The 22.Infanterie-Division (Luftlande) next took part in the Invasion of the Soviet Union as a part of Armeegrupp Süd, fighting in southern Russia with the 11.Armee. Moving through Romania it crossed the Pruth River and fought to the Dnestr River and Stalin Line, which it fought through. Moving on to cross the Bug and Dneiper Rivers, the division eventually fought into the Crimea where it took part in fierce and bloody fighting for Sevastopol. The 22.Infanterie-Division led the assault against the heavily defended fortress city in its sector and stormed numerous Soviet positions, notably taking the Stalin Werke and Wolga Werke.

After fighting in the Crimea, the 22.Infanterie-Division (Luftlande) was transferred to Crete where it took part in security and occupation operations in the region of Rethymon and Iraklion until 1944. During its occupation of Crete, the 22.Infanterie-Division was also used as the main assault force in various amphibious assault operations in the Aegean Sea in 1943 and 1944, most notably against the Islands of Kos, Kalymnos, Leros, and Samos.

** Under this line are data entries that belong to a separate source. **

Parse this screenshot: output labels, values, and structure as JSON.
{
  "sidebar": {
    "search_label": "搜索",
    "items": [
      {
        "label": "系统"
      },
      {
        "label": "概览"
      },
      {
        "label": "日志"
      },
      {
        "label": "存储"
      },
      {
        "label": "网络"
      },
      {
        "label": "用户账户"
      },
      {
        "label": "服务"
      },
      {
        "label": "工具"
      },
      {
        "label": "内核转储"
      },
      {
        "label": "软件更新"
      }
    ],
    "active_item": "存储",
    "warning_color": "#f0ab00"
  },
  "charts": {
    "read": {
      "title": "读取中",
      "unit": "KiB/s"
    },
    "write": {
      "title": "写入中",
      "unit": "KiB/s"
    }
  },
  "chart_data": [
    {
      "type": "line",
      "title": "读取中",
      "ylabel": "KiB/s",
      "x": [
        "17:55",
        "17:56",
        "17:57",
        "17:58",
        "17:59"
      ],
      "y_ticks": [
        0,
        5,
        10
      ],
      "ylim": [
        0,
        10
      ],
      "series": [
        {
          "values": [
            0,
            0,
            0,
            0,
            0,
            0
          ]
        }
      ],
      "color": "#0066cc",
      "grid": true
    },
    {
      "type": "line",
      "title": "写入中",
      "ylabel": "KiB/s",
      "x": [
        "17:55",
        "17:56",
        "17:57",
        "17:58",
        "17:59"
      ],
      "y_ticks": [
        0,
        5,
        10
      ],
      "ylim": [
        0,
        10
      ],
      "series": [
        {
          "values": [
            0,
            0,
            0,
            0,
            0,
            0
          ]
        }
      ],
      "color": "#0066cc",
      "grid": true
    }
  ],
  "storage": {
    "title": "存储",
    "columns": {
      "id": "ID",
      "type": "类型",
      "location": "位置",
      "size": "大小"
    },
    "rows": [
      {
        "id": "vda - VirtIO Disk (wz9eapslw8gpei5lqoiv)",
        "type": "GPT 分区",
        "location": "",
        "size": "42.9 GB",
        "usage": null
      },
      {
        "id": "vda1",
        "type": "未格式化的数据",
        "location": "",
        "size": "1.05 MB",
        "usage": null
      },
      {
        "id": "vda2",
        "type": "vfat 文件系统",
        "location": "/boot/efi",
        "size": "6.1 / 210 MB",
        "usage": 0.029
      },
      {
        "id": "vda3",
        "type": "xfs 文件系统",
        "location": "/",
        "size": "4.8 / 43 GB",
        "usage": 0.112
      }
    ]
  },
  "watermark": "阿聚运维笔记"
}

The unit is well known for its role in the occupation of Leros against fierce British and Italian resistance in November of 1944.

With German prospects in the Med fading, the 22.Infanterie-Division (Luftlande) was transferred from Crete and the Aegean in 1944 to Greece where it would take part in anti-partisan operations against Tito’s forces before surrendering in May of 1945.


Infanterie-Regiment 16
Infanterie-Regiment 47
Infanterie-Regiment 65
Artillerie-Regiment 22
I./Artillerie-Regiment 58
Aufklärungs-Abteilung 122
Panzerjäger-Abteilung 22
Pionier-Bataillon 22
Nachrichten-Abteiliung 22
Sanitäts-Abteilung 22
Feldersatz-Bataillon 22
Grenadier-Regiment 16
Grenadier-Regiment 47
Grenadier-Regiment 65
Artillerie-Regiment 22
I./Artillerie-Regiment 58
Pz.Aufklärungs-Abteilung 122
Panzerjäger-Abteilung 22
Flak-Bataillon (mot.) 22
Pionier-Bataillon 22
Nachrichten-Abteiliung 22
Sanitäts-Abteilung 22
Feldersatz-Bataillon 22

Knights Cross Holders

War Service

9.39Reserve5. ArmeeCSaarpfalz
10.39IX1. ArmeeCSaarpfalz
7.40IV9. ArmeeANiederlande
8.40IV16. ArmeeANiederlande
11.40-12.40V16. ArmeeANirderlande
1.41-5.41ReserveOb. d. Lw.
6.41XXX11. ArmeeSüdRumänien
7.41-8.41XI11. ArmeeSüdSüdukraine
9.41XXX11. ArmeeSüdBereslaw
10.41Reserve11. ArmeeSüdPerekop
11.41XXX11. ArmeeSüdKrim
12.41-7.42LIV11. ArmeeSüdSewastopol
8.42-10.42Reserve12. ArmeeGriechenland
11.42-2.43Kreta12. ArmeeKreta, tw. Afrika
11.44XXIIEFSerbien, Montenegro
12.44LXXXXIEFSerbien, Montenegro